The results here were a little better with an organic reach of 3,789 and 65 reactions. We managed to jag 3 shares out of the 1,350 video views. The video was longer at 4 minutes and has a more festive air with a lot of joking and fun.
A few things stand out from looking at these videos today. The first video had an image of me leaning forward while I scratch the side of my head. This was created because I made a mistake setting up OBS. What this means is that Facebook started streaming the few seconds before I planned. Like a 2 second delay, which left me looking like a fool.
The content was not very appealing to users either. It seems clear that the content of news etc. is not as enthralling as I would think. Clearly, a movement away from these themes is crucial to the success of the next stream.
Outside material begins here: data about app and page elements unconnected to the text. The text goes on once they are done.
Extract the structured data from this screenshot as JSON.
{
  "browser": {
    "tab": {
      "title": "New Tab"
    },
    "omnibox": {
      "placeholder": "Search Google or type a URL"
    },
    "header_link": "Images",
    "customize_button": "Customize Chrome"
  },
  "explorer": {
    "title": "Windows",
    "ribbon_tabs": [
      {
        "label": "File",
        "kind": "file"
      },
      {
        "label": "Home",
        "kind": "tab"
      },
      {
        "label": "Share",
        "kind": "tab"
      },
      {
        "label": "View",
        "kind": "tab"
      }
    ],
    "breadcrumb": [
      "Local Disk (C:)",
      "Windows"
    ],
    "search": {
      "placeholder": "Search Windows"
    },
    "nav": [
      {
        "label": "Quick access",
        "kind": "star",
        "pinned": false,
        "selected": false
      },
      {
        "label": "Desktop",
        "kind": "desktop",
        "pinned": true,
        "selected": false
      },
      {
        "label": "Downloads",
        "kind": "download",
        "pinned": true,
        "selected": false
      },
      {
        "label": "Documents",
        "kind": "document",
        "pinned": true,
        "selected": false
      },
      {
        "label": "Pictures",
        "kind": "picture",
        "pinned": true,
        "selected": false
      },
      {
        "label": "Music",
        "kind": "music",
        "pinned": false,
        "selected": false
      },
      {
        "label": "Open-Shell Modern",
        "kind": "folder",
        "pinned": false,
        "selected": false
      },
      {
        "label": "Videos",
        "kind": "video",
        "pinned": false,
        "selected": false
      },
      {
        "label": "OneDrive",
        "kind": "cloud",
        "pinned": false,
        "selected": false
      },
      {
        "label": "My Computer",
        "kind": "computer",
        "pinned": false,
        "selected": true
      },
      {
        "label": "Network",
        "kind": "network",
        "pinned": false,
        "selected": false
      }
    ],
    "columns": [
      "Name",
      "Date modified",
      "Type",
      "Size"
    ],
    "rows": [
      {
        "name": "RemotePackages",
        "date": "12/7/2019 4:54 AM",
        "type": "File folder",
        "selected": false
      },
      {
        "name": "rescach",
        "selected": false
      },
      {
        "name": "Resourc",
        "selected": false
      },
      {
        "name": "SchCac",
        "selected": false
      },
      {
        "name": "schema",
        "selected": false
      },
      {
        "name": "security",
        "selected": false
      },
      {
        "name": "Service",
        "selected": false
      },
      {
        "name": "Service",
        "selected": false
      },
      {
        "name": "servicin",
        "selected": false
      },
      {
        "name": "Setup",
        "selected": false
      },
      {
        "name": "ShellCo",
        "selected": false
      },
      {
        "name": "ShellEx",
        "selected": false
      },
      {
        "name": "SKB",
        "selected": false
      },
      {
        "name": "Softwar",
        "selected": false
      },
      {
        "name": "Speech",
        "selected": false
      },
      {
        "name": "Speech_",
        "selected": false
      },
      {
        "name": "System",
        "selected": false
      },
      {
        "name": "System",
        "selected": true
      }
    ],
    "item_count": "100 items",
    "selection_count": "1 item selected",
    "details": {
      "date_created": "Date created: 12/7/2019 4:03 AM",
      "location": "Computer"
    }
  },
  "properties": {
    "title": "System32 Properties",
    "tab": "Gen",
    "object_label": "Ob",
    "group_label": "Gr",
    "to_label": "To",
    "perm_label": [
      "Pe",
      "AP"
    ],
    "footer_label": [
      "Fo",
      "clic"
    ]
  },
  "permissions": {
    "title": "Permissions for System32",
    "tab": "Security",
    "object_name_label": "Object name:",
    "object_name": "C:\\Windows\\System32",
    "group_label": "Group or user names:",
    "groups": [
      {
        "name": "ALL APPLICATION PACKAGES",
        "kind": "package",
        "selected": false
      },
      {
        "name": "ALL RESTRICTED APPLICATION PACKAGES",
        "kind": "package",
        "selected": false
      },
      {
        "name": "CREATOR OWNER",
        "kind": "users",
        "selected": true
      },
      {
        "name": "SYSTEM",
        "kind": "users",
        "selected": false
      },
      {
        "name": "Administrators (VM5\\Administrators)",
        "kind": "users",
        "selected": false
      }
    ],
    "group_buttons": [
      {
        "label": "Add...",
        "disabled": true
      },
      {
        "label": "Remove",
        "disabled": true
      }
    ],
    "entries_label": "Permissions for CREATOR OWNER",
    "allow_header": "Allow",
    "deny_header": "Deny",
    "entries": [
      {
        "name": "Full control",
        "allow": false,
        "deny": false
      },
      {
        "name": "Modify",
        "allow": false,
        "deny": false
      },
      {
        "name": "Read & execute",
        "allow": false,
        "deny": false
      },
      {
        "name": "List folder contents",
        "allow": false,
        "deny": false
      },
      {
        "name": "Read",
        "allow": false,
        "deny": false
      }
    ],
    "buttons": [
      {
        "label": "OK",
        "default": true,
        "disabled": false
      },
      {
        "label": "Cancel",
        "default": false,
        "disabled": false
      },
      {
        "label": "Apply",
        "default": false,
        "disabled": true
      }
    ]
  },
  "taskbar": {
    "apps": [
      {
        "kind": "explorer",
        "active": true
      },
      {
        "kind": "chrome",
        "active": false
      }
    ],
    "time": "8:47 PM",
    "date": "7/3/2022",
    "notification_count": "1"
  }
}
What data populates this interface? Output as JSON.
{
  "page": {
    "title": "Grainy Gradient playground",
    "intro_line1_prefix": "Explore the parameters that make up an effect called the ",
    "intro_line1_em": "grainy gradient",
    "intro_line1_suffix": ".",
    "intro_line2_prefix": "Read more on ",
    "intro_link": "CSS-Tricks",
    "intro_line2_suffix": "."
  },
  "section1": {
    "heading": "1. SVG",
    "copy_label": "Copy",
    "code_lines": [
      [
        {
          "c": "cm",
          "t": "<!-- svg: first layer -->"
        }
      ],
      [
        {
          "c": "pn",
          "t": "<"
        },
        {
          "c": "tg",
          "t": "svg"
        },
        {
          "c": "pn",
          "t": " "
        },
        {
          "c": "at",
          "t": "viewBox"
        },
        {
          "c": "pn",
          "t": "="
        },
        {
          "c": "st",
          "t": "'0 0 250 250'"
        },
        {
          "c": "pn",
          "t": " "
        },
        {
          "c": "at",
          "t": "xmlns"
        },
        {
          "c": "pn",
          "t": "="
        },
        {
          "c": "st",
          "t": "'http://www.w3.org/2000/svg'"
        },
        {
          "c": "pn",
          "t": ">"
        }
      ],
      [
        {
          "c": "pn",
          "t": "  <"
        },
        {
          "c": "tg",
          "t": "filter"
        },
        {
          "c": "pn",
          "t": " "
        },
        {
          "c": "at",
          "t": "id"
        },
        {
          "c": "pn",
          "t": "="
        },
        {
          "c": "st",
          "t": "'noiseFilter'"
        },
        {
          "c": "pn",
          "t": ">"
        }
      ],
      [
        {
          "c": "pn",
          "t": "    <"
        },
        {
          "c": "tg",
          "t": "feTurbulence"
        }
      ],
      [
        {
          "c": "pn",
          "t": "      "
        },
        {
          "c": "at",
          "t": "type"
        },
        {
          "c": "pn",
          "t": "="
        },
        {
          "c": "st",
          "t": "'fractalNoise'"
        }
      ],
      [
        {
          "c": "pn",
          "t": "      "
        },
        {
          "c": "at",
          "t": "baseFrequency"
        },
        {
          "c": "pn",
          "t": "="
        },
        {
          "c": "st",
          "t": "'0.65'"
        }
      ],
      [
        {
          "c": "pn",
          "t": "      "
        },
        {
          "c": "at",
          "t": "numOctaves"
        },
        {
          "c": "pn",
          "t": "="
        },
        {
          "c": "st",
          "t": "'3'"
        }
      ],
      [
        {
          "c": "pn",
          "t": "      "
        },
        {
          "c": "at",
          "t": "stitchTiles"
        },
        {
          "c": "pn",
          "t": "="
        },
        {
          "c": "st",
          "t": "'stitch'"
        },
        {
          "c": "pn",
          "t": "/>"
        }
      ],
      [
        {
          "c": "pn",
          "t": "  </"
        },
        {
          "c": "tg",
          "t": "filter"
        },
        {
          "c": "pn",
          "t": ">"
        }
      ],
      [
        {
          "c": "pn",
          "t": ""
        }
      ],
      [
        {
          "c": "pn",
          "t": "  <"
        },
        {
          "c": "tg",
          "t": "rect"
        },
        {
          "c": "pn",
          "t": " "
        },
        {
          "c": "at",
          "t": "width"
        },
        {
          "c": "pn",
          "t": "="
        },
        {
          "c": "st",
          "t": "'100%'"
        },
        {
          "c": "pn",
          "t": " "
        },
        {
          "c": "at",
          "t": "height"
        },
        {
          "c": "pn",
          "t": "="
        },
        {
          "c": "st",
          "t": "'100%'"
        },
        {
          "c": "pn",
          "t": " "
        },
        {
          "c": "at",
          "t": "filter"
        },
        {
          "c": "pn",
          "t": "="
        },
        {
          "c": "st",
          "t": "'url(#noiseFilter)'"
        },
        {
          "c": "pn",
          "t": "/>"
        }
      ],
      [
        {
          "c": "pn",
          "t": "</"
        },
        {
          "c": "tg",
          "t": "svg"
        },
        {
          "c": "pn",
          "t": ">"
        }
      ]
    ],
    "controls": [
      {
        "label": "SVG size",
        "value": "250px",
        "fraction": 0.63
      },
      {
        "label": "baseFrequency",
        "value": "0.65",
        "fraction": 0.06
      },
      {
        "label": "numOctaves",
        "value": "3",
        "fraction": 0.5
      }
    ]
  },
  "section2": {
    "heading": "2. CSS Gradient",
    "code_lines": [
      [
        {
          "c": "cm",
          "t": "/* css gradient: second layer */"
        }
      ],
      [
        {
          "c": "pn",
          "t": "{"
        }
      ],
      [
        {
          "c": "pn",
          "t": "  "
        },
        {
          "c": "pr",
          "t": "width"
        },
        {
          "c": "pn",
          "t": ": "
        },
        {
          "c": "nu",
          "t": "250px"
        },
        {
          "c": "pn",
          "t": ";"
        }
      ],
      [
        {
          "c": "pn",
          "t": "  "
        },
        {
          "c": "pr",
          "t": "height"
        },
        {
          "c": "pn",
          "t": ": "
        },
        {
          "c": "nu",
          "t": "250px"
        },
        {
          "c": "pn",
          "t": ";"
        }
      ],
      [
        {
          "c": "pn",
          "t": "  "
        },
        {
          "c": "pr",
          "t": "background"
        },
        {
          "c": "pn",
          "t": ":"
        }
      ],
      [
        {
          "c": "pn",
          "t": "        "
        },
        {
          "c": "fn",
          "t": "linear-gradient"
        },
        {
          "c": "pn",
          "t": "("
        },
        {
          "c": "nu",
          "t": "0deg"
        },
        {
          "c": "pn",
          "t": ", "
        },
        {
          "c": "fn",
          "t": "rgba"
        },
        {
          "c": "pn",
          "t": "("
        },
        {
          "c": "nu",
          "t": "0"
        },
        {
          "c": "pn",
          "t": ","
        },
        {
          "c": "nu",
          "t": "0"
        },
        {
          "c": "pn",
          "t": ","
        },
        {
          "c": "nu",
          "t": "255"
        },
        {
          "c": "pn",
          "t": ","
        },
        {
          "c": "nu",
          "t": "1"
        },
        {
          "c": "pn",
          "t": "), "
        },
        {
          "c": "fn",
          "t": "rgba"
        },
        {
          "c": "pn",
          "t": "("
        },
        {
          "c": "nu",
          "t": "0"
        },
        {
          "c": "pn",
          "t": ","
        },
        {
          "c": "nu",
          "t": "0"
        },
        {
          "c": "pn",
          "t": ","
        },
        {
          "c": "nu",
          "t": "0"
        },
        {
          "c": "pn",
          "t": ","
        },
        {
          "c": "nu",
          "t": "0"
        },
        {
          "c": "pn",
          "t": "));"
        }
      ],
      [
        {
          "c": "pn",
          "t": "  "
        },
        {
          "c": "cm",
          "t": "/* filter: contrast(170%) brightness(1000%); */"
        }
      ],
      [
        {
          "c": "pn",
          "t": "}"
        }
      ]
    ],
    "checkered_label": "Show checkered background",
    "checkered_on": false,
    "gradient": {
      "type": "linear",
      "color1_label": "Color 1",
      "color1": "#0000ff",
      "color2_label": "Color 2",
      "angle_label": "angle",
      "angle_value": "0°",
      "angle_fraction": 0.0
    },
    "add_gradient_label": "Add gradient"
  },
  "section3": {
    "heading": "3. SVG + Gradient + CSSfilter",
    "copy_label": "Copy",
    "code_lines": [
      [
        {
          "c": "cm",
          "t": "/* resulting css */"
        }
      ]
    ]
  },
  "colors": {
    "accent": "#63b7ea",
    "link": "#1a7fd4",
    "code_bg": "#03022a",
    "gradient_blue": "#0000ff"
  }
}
So, the second live stream contained an image of the area outside our office. While this is not necessarily the most beautiful image one could see it is an improvement. We also found that the team introductions were much more interesting for people. News and updates are forms of information that can be found elsewhere, behind the scenes and team introductions not only personalize the company but they cannot be found elsewhere.
For our final experiment we converted our blog post “How to be the worst WordPress designer on the planet” in to an animated video.
We did boost this post to the tune of $50 and we got a total reach of 96,198 (nearly four times our audience). We picked up 426 new followers in the week after the initial post.
Clearly video is the key to the algorithm’s heart! Particularly original content that is uploaded directly to Facebook. A sneaky boost is well worth the money.
So, I read Ana Gotter’s recent blog post which warns me that ‘Algorithms change, and those trending growth hacks may do their job and then fall by the wayside.'(see the full post here). I think this is really good advice, but with some things, like video, we can feel safe that Facebook will continue to push it and that it will remain appealing to people in the long term (at least until extinction).
We are going to continue the video experiments on Facebook, particularly with original content and live streams. I am excited about all of our social media experiments, but I am *really* excited about the comics. We have brought in an illustrator/animator, and we are working on more dynamic content for the social channels. This will include a monthly comic series, which will tackle a range of subjects from the WordPress environment but also the wider tech world.
This is the first example of our new comic style posts, drop by next month to see how it performed.